WASHINGTON -- The first thing then-White House chief of staff Kenneth Duberstein did was apologize to the job candidate he was about to interview. He told him he was going to ask him very personal questions that would make them both uncomfortable.
"You're going to want to go home and take a shower when this is over — and so am I," Duberstein says he told the candidate, a man whose privacy he insists on protecting, even two decades later.
As President Reagan's gatekeeper, he was determined to protect his boss from the embarrassment and distraction of a bungled nomination to one of the top jobs in the country.
That's what President-elect Barack Obama's team is doing now as they scour the backgrounds of hundreds of candidates for everything from mid-level White House jobs to the Cabinet.
"In this process, you're guilty until proven innocent," says Paul Light, a professor at New York University's Wagner Graduate School of Public Service.
Using an updated version of the types of vetting questionnaires used by transition teams and White House staffers before them, Obama's lawyers are asking candidates to dig deep and come forward with some of the most private details of their personal and professional lives — as well as those of their spouses.
An e-mail that could be embarrassing? An old diary entry that makes you blush? A loan you're not proud of? A late tax payment? An arrest?
These all are on Obama's 63-item background questionnaire — and the word to those in the running for top jobs is that they better cough up the answers now because the information will surely come out later.
"It's about transparency," Duberstein says. "You have to ask these questions, because in any White House, there should be no surprises."
Problems aren't always rooted out before a candidate is publicly named.
Zoë Baird, Bill Clinton's initial pick for attorney general, withdrew when word got out that she'd hired and failed to pay taxes for an illegal immigrant who'd worked as her nanny.

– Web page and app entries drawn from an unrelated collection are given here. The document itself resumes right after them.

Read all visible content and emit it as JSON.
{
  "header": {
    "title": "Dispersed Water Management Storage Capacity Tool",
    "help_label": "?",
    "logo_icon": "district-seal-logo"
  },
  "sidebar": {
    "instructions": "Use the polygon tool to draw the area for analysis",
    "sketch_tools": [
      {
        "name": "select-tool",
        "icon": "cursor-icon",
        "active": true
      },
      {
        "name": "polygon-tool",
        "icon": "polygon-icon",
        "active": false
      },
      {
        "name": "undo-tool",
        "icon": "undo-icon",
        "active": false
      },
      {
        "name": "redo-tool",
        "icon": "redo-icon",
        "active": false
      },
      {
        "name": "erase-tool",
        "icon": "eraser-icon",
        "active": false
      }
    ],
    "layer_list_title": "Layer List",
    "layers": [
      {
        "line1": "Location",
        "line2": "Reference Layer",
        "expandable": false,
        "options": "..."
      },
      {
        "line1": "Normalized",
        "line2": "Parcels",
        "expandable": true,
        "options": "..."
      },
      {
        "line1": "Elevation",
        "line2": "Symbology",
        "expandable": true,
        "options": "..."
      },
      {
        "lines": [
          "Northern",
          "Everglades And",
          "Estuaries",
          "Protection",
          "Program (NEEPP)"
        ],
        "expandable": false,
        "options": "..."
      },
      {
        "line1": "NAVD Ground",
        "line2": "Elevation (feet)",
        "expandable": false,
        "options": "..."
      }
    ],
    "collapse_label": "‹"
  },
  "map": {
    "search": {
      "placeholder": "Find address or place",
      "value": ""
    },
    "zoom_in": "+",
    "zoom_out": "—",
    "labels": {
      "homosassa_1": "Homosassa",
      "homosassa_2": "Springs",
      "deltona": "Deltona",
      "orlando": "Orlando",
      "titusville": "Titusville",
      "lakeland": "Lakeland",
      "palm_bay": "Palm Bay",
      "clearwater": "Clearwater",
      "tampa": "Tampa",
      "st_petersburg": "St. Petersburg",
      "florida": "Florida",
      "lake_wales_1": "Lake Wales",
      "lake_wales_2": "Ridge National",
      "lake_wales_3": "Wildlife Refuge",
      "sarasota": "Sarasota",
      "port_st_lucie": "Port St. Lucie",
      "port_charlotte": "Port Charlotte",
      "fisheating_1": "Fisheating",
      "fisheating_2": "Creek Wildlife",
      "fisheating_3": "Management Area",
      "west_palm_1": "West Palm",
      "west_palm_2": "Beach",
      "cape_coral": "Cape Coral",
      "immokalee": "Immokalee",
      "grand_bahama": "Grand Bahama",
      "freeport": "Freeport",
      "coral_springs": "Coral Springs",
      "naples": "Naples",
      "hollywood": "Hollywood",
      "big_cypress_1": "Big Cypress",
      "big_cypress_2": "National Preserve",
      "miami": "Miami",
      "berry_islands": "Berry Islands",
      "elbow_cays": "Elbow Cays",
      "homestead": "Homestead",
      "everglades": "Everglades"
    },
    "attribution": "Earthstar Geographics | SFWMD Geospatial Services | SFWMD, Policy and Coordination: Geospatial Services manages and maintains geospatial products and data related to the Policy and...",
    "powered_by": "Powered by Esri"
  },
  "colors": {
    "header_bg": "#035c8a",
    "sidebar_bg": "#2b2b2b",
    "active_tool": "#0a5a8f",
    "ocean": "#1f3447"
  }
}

More than a decade later, former New York City police commissioner Bernard Kerik withdrew his name as President Bush's choice for Homeland Security secretary amid questions about the immigration status of a housekeeper-nanny he had employed. Kerik later became the subject of an unrelated federal criminal investigation, and in 2007, he was indicted on charges that included tax fraud and obstruction of justice.
Lanny Davis, a former special counsel to Clinton who also vetted candidates for Clinton's transition in 1992, says Baird's nanny problem was "fully disclosed" during her interviews and the president's lawyers determined that she had made a mistake — but not a disqualifying one.
For the vetters, Davis says, "there's no science to it, it's all art."
Experts say mistakes are inevitable. "It's as predictable as the sun rising," Light says. "Obama will have a bad appointment. It will be a high-level appointment, somebody with pristine connections and a gold-plated résumé, but something will go wrong."
To try to guard against it, Light says about half of all candidates hire someone to help them pull together the documents they'll need to answer all the questions.
In Obama's questionnaire, there are sections on "domestic help," "relationships and affiliations," "financial information," "tax information" and more.
Even Bill and Hillary Clinton — perhaps the nation's most vetted couple — would be asked to divulge information about their finances if she were to win a seat in Obama's Cabinet.
Those who make it through round one and are nominated to one of the more than 600 posts that require Senate confirmation face what Light calls the "quadruple whammy." That includes three more rounds of vetting by the Senate, the FBI and the Office of Government Ethics.
"When you sign up for public service, you have to sign up for a level of transparency that is intense," says Max Stier of the Partnership for Public Service, a non-partisan group that promotes effective government. "It's the proverbial fishbowl."
Duberstein agrees the process is intense. He remembers being able to relax a little bit on the day of his interview in 1988, when the candidate told him at the start: "You're in for a very boring Sunday afternoon."
With that, Duberstein says, "I knew he'd get the job."